Abstract: A cryptographic primitive is leakage-resilient, if it remains secure even if an adversary can learn a bounded amount of arbitrary information about the computation with every invocation. As a consequence, the physical implementation of a leakage-resilient primitive is secure against every side-channel as long as the amount of information leaked per invocation is bounded.

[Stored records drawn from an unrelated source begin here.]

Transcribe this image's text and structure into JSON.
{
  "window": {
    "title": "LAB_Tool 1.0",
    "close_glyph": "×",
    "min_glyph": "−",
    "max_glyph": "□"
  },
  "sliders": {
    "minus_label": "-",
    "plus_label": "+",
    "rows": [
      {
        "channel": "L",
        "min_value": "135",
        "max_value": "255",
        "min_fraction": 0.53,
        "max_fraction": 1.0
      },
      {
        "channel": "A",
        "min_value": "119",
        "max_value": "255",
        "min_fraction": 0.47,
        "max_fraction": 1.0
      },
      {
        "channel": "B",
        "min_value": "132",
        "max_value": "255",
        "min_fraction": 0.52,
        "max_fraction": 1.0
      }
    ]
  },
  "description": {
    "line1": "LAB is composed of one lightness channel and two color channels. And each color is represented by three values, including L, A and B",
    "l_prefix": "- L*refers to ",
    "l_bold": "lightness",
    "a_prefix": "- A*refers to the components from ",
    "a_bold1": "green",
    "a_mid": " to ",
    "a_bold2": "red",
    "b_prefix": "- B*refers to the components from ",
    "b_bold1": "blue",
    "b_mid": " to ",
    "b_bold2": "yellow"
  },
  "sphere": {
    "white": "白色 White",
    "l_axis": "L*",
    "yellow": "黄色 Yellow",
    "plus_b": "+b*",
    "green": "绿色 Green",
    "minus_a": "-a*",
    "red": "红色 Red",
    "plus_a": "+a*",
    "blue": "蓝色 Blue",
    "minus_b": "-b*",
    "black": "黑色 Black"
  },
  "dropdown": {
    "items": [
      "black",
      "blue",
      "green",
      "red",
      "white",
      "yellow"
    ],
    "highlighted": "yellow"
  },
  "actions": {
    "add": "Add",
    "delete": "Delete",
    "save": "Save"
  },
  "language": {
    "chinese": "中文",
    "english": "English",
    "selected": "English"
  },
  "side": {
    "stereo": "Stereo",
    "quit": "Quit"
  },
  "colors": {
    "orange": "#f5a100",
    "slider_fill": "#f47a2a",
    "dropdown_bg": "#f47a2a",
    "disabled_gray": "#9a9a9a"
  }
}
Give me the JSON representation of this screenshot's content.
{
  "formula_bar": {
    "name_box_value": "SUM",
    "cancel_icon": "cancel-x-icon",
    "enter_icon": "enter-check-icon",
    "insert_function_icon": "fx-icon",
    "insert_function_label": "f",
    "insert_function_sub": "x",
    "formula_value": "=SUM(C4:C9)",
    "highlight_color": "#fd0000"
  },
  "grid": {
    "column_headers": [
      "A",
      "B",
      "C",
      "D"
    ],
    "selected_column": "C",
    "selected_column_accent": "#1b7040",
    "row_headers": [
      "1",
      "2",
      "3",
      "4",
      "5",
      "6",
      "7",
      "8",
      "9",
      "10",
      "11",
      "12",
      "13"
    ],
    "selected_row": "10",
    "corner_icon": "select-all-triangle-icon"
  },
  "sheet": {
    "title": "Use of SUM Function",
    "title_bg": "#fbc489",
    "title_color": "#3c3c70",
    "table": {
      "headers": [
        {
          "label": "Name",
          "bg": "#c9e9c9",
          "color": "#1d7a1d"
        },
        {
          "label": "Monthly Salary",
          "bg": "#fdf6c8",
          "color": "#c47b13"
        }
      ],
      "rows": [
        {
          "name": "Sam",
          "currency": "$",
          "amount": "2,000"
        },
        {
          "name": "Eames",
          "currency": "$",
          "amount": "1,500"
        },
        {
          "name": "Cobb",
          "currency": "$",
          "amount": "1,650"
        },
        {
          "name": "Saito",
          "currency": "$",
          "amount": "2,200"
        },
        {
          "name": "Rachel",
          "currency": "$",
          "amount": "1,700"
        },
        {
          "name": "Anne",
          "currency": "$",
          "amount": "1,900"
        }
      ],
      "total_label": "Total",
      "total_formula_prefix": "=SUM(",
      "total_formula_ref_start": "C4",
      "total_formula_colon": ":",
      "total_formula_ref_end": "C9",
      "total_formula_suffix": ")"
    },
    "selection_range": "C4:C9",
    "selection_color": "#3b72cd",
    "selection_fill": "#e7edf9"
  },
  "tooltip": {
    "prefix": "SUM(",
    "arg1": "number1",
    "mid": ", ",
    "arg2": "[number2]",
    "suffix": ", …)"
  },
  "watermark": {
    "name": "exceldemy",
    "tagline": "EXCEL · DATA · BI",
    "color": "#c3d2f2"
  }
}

In this paper we prove positive and negative results about the feasibility of constructing leakage-resilient pseudorandom functions and permutations (i.e. block-ciphers). Our results are three fold: 1. We construct (from any standard PRF) a PRF which satisfies a relaxed notion of leakage-resilience where (1) the leakage function is fixed (and not adaptively chosen with each query.) and (2) the computation is split into several steps which leak individually (a "step" will be the invocation of the underlying PRF.) 2. We prove that a Feistel network with a super-logarithmic number of rounds, each instantiated with a leakage-resilient PRF, is a leakage resilient PRP. This reduction also holds for the non-adaptive notion just discussed, we thus get a block-cipher which is leakage-resilient (against non-adaptive leakage). 3. We propose generic side-channel attacks against Feistel networks. The attacks are generic in the sense that they work for any round functions (e.g. uniformly random functions) and only require some simple leakage from the inputs to the round functions. For example we show how to invert an r round Feistel network over 2n bits making 4ċ(n+1)r-2 forward queries, if with each query we are also given as leakage the Hamming weight of the inputs to the r round functions. This complements the result from the previous item showing that a super-constant number of rounds is necessary.

99 citations